[Stored entries]
******************************
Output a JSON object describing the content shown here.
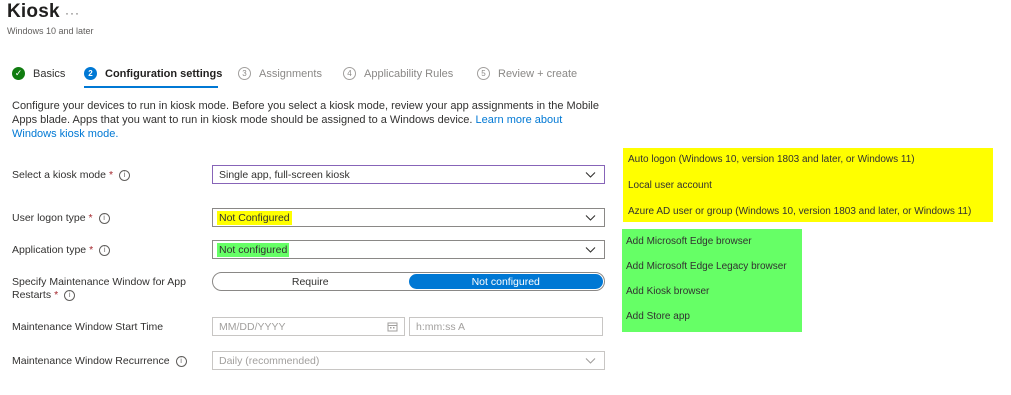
{
  "header": {
    "title": "Kiosk",
    "more": "···",
    "subtitle": "Windows 10 and later"
  },
  "steps": [
    {
      "number": "✓",
      "label": "Basics",
      "state": "done"
    },
    {
      "number": "2",
      "label": "Configuration settings",
      "state": "active"
    },
    {
      "number": "3",
      "label": "Assignments",
      "state": "todo"
    },
    {
      "number": "4",
      "label": "Applicability Rules",
      "state": "todo"
    },
    {
      "number": "5",
      "label": "Review + create",
      "state": "todo"
    }
  ],
  "description": {
    "text": "Configure your devices to run in kiosk mode. Before you select a kiosk mode, review your app assignments in the Mobile Apps blade. Apps that you want to run in kiosk mode should be assigned to a Windows device. ",
    "link": "Learn more about Windows kiosk mode."
  },
  "form": {
    "kiosk_mode": {
      "label": "Select a kiosk mode",
      "required": "*",
      "info": "i",
      "value": "Single app, full-screen kiosk"
    },
    "user_logon_type": {
      "label": "User logon type",
      "required": "*",
      "info": "i",
      "value": "Not Configured"
    },
    "application_type": {
      "label": "Application type",
      "required": "*",
      "info": "i",
      "value": "Not configured"
    },
    "maintenance_window": {
      "label": "Specify Maintenance Window for App Restarts",
      "required": "*",
      "info": "i",
      "options": [
        "Require",
        "Not configured"
      ],
      "selected": "Not configured"
    },
    "start_time": {
      "label": "Maintenance Window Start Time",
      "date_placeholder": "MM/DD/YYYY",
      "time_placeholder": "h:mm:ss A"
    },
    "recurrence": {
      "label": "Maintenance Window Recurrence",
      "info": "i",
      "value": "Daily (recommended)"
    }
  },
  "logon_options": [
    "Auto logon (Windows 10, version 1803 and later, or Windows 11)",
    "Local user account",
    "Azure AD user or group (Windows 10, version 1803 and later, or Windows 11)"
  ],
  "app_options": [
    "Add Microsoft Edge browser",
    "Add Microsoft Edge Legacy browser",
    "Add Kiosk browser",
    "Add Store app"
  ],
  "colors": {
    "accent": "#0078d4",
    "success": "#107c10",
    "highlight_yellow": "#ffff00",
    "highlight_green": "#66ff66"
  }
}
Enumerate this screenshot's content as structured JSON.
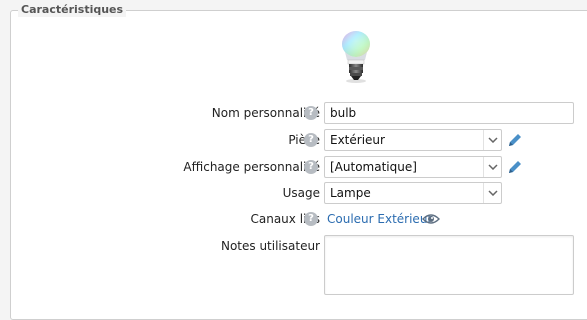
{
  "section": {
    "title": "Caractéristiques"
  },
  "device": {
    "icon": "rgb-bulb-icon"
  },
  "fields": {
    "name": {
      "label": "Nom personnalisé",
      "value": "bulb"
    },
    "room": {
      "label": "Pièce",
      "value": "Extérieur"
    },
    "display": {
      "label": "Affichage personnalisé",
      "value": "[Automatique]"
    },
    "usage": {
      "label": "Usage",
      "value": "Lampe"
    },
    "channels": {
      "label": "Canaux liés",
      "link": "Couleur Extérieur"
    },
    "notes": {
      "label": "Notes utilisateur",
      "value": ""
    }
  },
  "help_glyph": "?",
  "colors": {
    "accent_link": "#2b6cb0",
    "pencil": "#4a90c8"
  }
}
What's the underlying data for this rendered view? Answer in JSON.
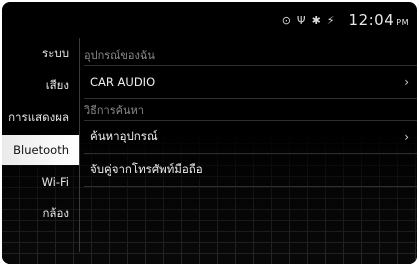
{
  "status": {
    "icons": [
      "media-icon",
      "usb-icon",
      "bluetooth-icon",
      "signal-icon"
    ],
    "time": "12:04",
    "ampm": "PM"
  },
  "sidebar": {
    "items": [
      {
        "label": "ระบบ"
      },
      {
        "label": "เสียง"
      },
      {
        "label": "การแสดงผล"
      },
      {
        "label": "Bluetooth",
        "active": true
      },
      {
        "label": "Wi-Fi"
      },
      {
        "label": "กล้อง"
      }
    ]
  },
  "main": {
    "my_devices_header": "อุปกรณ์ของฉัน",
    "device_name": "CAR AUDIO",
    "search_header": "วิธีการค้นหา",
    "search_devices": "ค้นหาอุปกรณ์",
    "pair_from_phone": "จับคู่จากโทรศัพท์มือถือ"
  }
}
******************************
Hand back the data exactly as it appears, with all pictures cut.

▸ EXERCISE ANSWER
Output a JSON object describing the content shown here.
{
  "header": {
    "title": "Kiosk",
    "more": "···",
    "subtitle": "Windows 10 and later"
  },
  "steps": [
    {
      "number": "✓",
      "label": "Basics",
      "state": "done"
    },
    {
      "number": "2",
      "label": "Configuration settings",
      "state": "active"
    },
    {
      "number": "3",
      "label": "Assignments",
      "state": "todo"
    },
    {
      "number": "4",
      "label": "Applicability Rules",
      "state": "todo"
    },
    {
      "number": "5",
      "label": "Review + create",
      "state": "todo"
    }
  ],
  "description": {
    "text": "Configure your devices to run in kiosk mode. Before you select a kiosk mode, review your app assignments in the Mobile Apps blade. Apps that you want to run in kiosk mode should be assigned to a Windows device. ",
    "link": "Learn more about Windows kiosk mode."
  },
  "form": {
    "kiosk_mode": {
      "label": "Select a kiosk mode",
      "required": "*",
      "info": "i",
      "value": "Single app, full-screen kiosk"
    },
    "user_logon_type": {
      "label": "User logon type",
      "required": "*",
      "info": "i",
      "value": "Not Configured"
    },
    "application_type": {
      "label": "Application type",
      "required": "*",
      "info": "i",
      "value": "Not configured"
    },
    "maintenance_window": {
      "label": "Specify Maintenance Window for App Restarts",
      "required": "*",
      "info": "i",
      "options": [
        "Require",
        "Not configured"
      ],
      "selected": "Not configured"
    },
    "start_time": {
      "label": "Maintenance Window Start Time",
      "date_placeholder": "MM/DD/YYYY",
      "time_placeholder": "h:mm:ss A"
    },
    "recurrence": {
      "label": "Maintenance Window Recurrence",
      "info": "i",
      "value": "Daily (recommended)"
    }
  },
  "logon_options": [
    "Auto logon (Windows 10, version 1803 and later, or Windows 11)",
    "Local user account",
    "Azure AD user or group (Windows 10, version 1803 and later, or Windows 11)"
  ],
  "app_options": [
    "Add Microsoft Edge browser",
    "Add Microsoft Edge Legacy browser",
    "Add Kiosk browser",
    "Add Store app"
  ],
  "colors": {
    "accent": "#0078d4",
    "success": "#107c10",
    "highlight_yellow": "#ffff00",
    "highlight_green": "#66ff66"
  }
}
Enumerate this screenshot's content as structured JSON.
{
  "section": {
    "title": "Caractéristiques"
  },
  "device": {
    "icon": "rgb-bulb-icon"
  },
  "fields": {
    "name": {
      "label": "Nom personnalisé",
      "value": "bulb"
    },
    "room": {
      "label": "Pièce",
      "value": "Extérieur"
    },
    "display": {
      "label": "Affichage personnalisé",
      "value": "[Automatique]"
    },
    "usage": {
      "label": "Usage",
      "value": "Lampe"
    },
    "channels": {
      "label": "Canaux liés",
      "link": "Couleur Extérieur"
    },
    "notes": {
      "label": "Notes utilisateur",
      "value": ""
    }
  },
  "help_glyph": "?",
  "colors": {
    "accent_link": "#2b6cb0",
    "pencil": "#4a90c8"
  }
}
What's the underlying data for this rendered view? Answer in JSON.
{
  "status": {
    "icons": [
      "media-icon",
      "usb-icon",
      "bluetooth-icon",
      "signal-icon"
    ],
    "time": "12:04",
    "ampm": "PM"
  },
  "sidebar": {
    "items": [
      {
        "label": "ระบบ"
      },
      {
        "label": "เสียง"
      },
      {
        "label": "การแสดงผล"
      },
      {
        "label": "Bluetooth",
        "active": true
      },
      {
        "label": "Wi-Fi"
      },
      {
        "label": "กล้อง"
      }
    ]
  },
  "main": {
    "my_devices_header": "อุปกรณ์ของฉัน",
    "device_name": "CAR AUDIO",
    "search_header": "วิธีการค้นหา",
    "search_devices": "ค้นหาอุปกรณ์",
    "pair_from_phone": "จับคู่จากโทรศัพท์มือถือ"
  }
}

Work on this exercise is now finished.